PROBLEM TO WORK ON: Find each line below that includes "code", then copy it.

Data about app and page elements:

+---+

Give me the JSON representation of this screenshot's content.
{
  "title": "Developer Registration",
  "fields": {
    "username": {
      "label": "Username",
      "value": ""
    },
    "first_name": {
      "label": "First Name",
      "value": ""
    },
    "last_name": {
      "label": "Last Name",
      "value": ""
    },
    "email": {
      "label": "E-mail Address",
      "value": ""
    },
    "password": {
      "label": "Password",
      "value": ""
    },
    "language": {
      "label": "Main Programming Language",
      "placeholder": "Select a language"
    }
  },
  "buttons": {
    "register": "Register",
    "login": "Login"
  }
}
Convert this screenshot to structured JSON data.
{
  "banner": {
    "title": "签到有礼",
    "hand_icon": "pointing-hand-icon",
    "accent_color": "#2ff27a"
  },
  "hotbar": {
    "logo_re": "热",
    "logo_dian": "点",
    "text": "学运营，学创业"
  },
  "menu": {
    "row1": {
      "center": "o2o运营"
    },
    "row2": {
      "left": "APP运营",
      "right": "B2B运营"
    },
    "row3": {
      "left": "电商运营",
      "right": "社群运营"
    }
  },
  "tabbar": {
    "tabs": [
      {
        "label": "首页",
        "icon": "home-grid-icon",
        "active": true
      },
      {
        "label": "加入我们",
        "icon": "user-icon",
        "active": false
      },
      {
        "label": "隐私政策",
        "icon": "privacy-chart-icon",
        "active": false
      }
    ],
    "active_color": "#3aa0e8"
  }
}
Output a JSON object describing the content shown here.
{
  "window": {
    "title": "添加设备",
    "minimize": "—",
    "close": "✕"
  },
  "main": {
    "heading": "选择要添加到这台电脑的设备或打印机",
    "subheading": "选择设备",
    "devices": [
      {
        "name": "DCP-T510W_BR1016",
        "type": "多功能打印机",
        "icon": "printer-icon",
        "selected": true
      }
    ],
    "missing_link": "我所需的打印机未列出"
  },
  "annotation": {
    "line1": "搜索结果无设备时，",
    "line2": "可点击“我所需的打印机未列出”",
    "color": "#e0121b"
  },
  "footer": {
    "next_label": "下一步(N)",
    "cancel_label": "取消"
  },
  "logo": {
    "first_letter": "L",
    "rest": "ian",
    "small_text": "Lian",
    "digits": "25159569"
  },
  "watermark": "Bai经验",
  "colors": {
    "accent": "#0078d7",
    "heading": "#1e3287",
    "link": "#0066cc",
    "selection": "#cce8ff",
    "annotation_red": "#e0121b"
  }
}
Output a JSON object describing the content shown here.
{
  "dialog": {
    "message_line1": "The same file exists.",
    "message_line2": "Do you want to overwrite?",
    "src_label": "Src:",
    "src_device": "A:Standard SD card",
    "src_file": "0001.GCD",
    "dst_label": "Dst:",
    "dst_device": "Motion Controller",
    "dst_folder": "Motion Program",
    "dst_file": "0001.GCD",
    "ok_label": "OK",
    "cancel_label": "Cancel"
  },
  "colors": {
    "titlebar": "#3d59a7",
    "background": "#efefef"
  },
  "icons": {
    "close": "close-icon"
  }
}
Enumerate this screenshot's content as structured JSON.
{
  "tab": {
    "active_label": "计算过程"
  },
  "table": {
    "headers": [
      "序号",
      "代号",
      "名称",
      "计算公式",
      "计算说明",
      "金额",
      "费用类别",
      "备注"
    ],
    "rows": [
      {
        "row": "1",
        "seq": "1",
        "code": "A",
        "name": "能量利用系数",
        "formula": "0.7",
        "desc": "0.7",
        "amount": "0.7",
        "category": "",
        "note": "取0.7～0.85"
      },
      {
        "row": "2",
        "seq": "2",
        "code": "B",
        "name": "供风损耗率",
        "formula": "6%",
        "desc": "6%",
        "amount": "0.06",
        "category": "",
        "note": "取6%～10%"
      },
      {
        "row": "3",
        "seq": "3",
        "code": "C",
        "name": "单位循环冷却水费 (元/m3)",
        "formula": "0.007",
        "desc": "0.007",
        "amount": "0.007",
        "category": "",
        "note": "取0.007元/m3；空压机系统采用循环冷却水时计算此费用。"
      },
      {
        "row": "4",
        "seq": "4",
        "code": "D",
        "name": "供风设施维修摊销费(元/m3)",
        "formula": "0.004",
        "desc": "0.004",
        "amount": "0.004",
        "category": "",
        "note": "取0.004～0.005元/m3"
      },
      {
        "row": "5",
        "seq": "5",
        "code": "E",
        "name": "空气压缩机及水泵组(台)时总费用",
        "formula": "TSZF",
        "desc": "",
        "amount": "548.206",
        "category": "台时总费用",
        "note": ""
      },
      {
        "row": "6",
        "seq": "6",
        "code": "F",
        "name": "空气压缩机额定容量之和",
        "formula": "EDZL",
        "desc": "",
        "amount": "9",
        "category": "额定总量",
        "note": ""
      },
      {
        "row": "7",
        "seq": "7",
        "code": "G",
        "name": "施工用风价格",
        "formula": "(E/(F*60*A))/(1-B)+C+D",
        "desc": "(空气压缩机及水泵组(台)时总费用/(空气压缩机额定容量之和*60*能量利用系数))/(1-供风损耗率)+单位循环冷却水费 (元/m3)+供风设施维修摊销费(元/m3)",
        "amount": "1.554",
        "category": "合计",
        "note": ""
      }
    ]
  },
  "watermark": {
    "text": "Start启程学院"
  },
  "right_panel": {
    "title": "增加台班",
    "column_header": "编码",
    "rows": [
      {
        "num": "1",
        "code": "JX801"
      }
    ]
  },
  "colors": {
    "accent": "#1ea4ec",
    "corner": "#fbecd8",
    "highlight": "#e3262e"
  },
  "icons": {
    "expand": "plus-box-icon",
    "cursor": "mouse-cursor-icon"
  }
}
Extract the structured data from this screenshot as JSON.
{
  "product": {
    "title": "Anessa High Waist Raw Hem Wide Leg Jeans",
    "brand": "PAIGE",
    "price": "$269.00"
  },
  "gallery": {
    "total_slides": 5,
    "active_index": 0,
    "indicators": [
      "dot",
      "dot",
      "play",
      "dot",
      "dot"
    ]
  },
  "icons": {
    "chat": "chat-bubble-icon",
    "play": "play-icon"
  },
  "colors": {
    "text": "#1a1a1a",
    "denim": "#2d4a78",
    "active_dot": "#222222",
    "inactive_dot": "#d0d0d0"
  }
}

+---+

RESPONSE BELOW:
        "code": "A",
        "code": "B",
        "code": "C",
        "code": "D",
        "code": "E",
        "code": "F",
        "code": "G",
        "code": "JX801"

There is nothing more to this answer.